Marlon Brando, the leading exponent of the Stanislavsky Method school of acting, died in July. Brando appeared on stage only from 1944 to 1947, but his final role, Stanley Kowalski in “A Streetcar Named Desire,” swept away a century of stagecraft and replaced it with a naturalness and a realism that he would then take to the screen in landmark films like the movie version of “Streetcar,” “On the Waterfront,” “The Godfather” and “Apocalypse Now.”

One of Brando’s odder roles was as Jor-el in the 1978 movie “Superman,” whose title role was played by Christopher Reeve, who also died in 2004. Reeve was always respected for his performances, but his most important role was as an activist for spinal cord research after a horse-riding accident left him paralyzed.

This year also saw the passing of Archibald Cox and Sam Dash, two of the driving forces behind the uncovering of the Watergate scandal, on the same day. Also:

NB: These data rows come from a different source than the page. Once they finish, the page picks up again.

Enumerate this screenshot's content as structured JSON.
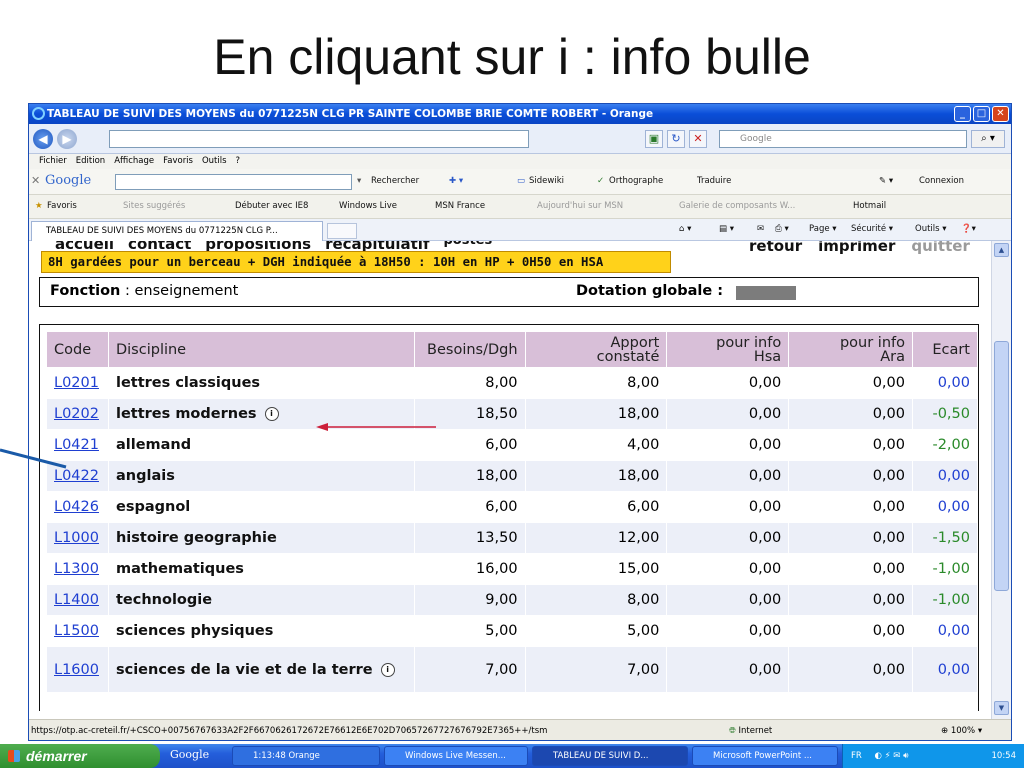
{
  "slide": {
    "title": "En cliquant sur i : info bulle"
  },
  "window": {
    "title": "TABLEAU DE SUIVI DES MOYENS du 0771225N CLG PR SAINTE COLOMBE BRIE COMTE ROBERT - Orange",
    "url": "",
    "search_placeholder": "Google"
  },
  "menubar": [
    "Fichier",
    "Edition",
    "Affichage",
    "Favoris",
    "Outils",
    "?"
  ],
  "google_toolbar": {
    "logo": "Google",
    "rechercher": "Rechercher",
    "sidewiki": "Sidewiki",
    "orthographe": "Orthographe",
    "traduire": "Traduire",
    "connexion": "Connexion"
  },
  "favorites": {
    "favoris": "Favoris",
    "items": [
      "Sites suggérés",
      "Débuter avec IE8",
      "Windows Live",
      "MSN France",
      "Aujourd'hui sur MSN",
      "Galerie de composants W...",
      "Hotmail"
    ]
  },
  "tab": {
    "title": "TABLEAU DE SUIVI DES MOYENS du 0771225N CLG P...",
    "page_menu": "Page",
    "securite_menu": "Sécurité",
    "outils_menu": "Outils"
  },
  "app": {
    "nav": [
      "accueil",
      "contact",
      "propositions",
      "recapitulatif",
      "postes"
    ],
    "retour": "retour",
    "imprimer": "imprimer",
    "quitter": "quitter",
    "highlight": "8H gardées pour un berceau + DGH indiquée à 18H50 : 10H en HP + 0H50 en HSA",
    "fonction_label": "Fonction",
    "fonction_value": " : enseignement",
    "dotation_label": "Dotation globale :"
  },
  "table": {
    "headers": {
      "code": "Code",
      "discipline": "Discipline",
      "besoins": "Besoins/Dgh",
      "apport1": "Apport",
      "apport2": "constaté",
      "hsa1": "pour info",
      "hsa2": "Hsa",
      "ara1": "pour info",
      "ara2": "Ara",
      "ecart": "Ecart"
    },
    "rows": [
      {
        "code": "L0201",
        "discipline": "lettres classiques",
        "besoins": "8,00",
        "apport": "8,00",
        "hsa": "0,00",
        "ara": "0,00",
        "ecart": "0,00",
        "ecart_color": "#1f3fd1",
        "info": false
      },
      {
        "code": "L0202",
        "discipline": "lettres modernes",
        "besoins": "18,50",
        "apport": "18,00",
        "hsa": "0,00",
        "ara": "0,00",
        "ecart": "-0,50",
        "ecart_color": "#2a8a2a",
        "info": true
      },
      {
        "code": "L0421",
        "discipline": "allemand",
        "besoins": "6,00",
        "apport": "4,00",
        "hsa": "0,00",
        "ara": "0,00",
        "ecart": "-2,00",
        "ecart_color": "#2a8a2a",
        "info": false
      },
      {
        "code": "L0422",
        "discipline": "anglais",
        "besoins": "18,00",
        "apport": "18,00",
        "hsa": "0,00",
        "ara": "0,00",
        "ecart": "0,00",
        "ecart_color": "#1f3fd1",
        "info": false
      },
      {
        "code": "L0426",
        "discipline": "espagnol",
        "besoins": "6,00",
        "apport": "6,00",
        "hsa": "0,00",
        "ara": "0,00",
        "ecart": "0,00",
        "ecart_color": "#1f3fd1",
        "info": false
      },
      {
        "code": "L1000",
        "discipline": "histoire geographie",
        "besoins": "13,50",
        "apport": "12,00",
        "hsa": "0,00",
        "ara": "0,00",
        "ecart": "-1,50",
        "ecart_color": "#2a8a2a",
        "info": false
      },
      {
        "code": "L1300",
        "discipline": "mathematiques",
        "besoins": "16,00",
        "apport": "15,00",
        "hsa": "0,00",
        "ara": "0,00",
        "ecart": "-1,00",
        "ecart_color": "#2a8a2a",
        "info": false
      },
      {
        "code": "L1400",
        "discipline": "technologie",
        "besoins": "9,00",
        "apport": "8,00",
        "hsa": "0,00",
        "ara": "0,00",
        "ecart": "-1,00",
        "ecart_color": "#2a8a2a",
        "info": false
      },
      {
        "code": "L1500",
        "discipline": "sciences physiques",
        "besoins": "5,00",
        "apport": "5,00",
        "hsa": "0,00",
        "ara": "0,00",
        "ecart": "0,00",
        "ecart_color": "#1f3fd1",
        "info": false
      },
      {
        "code": "L1600",
        "discipline": "sciences de la vie et de la terre",
        "besoins": "7,00",
        "apport": "7,00",
        "hsa": "0,00",
        "ara": "0,00",
        "ecart": "0,00",
        "ecart_color": "#1f3fd1",
        "info": true
      }
    ]
  },
  "statusbar": {
    "url": "https://otp.ac-creteil.fr/+CSCO+00756767633A2F2F6670626172672E76612E6E702D70657267727676792E7365++/tsm",
    "zone": "Internet",
    "zoom": "100%"
  },
  "taskbar": {
    "start": "démarrer",
    "google": "Google",
    "tasks": [
      "1:13:48 Orange",
      "Windows Live Messen...",
      "TABLEAU DE SUIVI D...",
      "Microsoft PowerPoint ..."
    ],
    "lang": "FR",
    "clock": "10:54"
  },
  "colors": {
    "header_bg": "#d8bfd8",
    "highlight_bg": "#ffd21a",
    "link": "#1f3fd1",
    "ecart_negative": "#2a8a2a",
    "annotation_arrow": "#1a5aa8",
    "annotation_arrow_red": "#cc1f3a"
  }
}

  • Francis Crick, co-discoverer of the nature of the DNA molecule, a landmark event in the history of science.
  • Pat Tillman, the NFL all-star who gave up his football career to serve as an Army Ranger in Afghanistan. He was killed by friendly fire.
  • Julia Child, the only French chef most Americans have ever known, even though she was as American as the American flag.
  • Susan Sontag, one of the most cogent writers and cultural critics of her time.
  • Rodney Dangerfield. No one was ever more wrong than he was when he complained that he couldn’t get no respect, no respect at all.
  • Jack Paar, host of NBC’s “Tonight” show when it was as much an intellectual feast as it was an entertainment diversion.
  • Bob Keeshan — a.k.a. Captain Kangaroo.
  • Henri Cartier-Bresson, hailed as perhaps the greatest photographer of the 20th century.
  • Singers Rick James and Robert Merrill, perhaps the first and only time they have ever been mentioned in the same sentence.
  • Apollo astronaut Gordon Cooper.
  • The Genesis space capsule, which crashed in the desert.

Oops, they did it again ...
And the hits just kept on coming:

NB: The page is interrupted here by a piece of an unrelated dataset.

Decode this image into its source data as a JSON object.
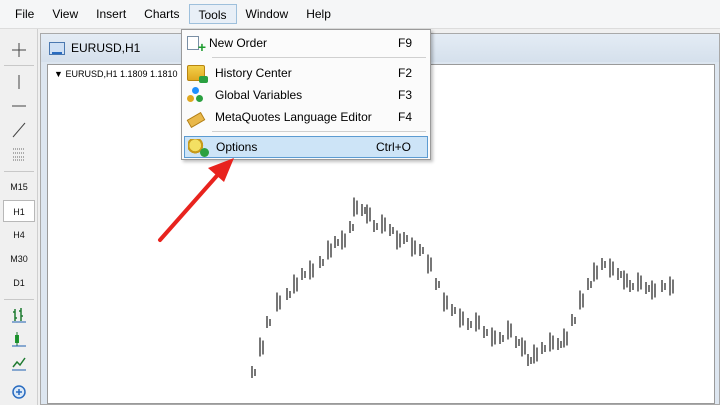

  • National security adviser Condoleezza Rice — the next secretary of state — casually dismissed a classified intelligence report when its existence was made known during hearings of the independent commission that investigated the Sept. 11, 2001, attacks. The title: “Bin Laden Determined To Strike in U.S." Its date: Aug. 6, 2001.
  • CBS News anchor Dan Rather had to apologize for his report questioning Bush’s service in the National Guard. Last month, he announced that he would retire in March.
  • Donald Trump’s casinos filed for bankruptcy, even as NBC was building its ratings on “The Apprentice,” a reality series that promoted him as America’s savviest businessman.
  • Someone — popular speculation has it that it was the Russians — tried to poison Ukrainian opposition leader Viktor Yushchenko with dioxin. It didn’t work, and Yushchenko was elected president in a rerun of a fraud-riven first vote.
  • Gillette decided to put its razors in welcome bags for delegates and media representatives at the Democratic National Convention in Boston. All of them were confiscated by security, costing the company more than $1 million.
  • Barbie should dump Ken, Mattel thought. Sales fell by more than 13 percent. (For 2005: Breast-Bejeweled Barbie®?)

Late in the year, Defense Secretary Donald Rumsfeld put it all in perspective. “You go to war  with the Army you have, not the Army you might want or wish to have,” Rummy observed.

That was 2004. It wasn’t the year we wanted. But it was the year we were stuck with.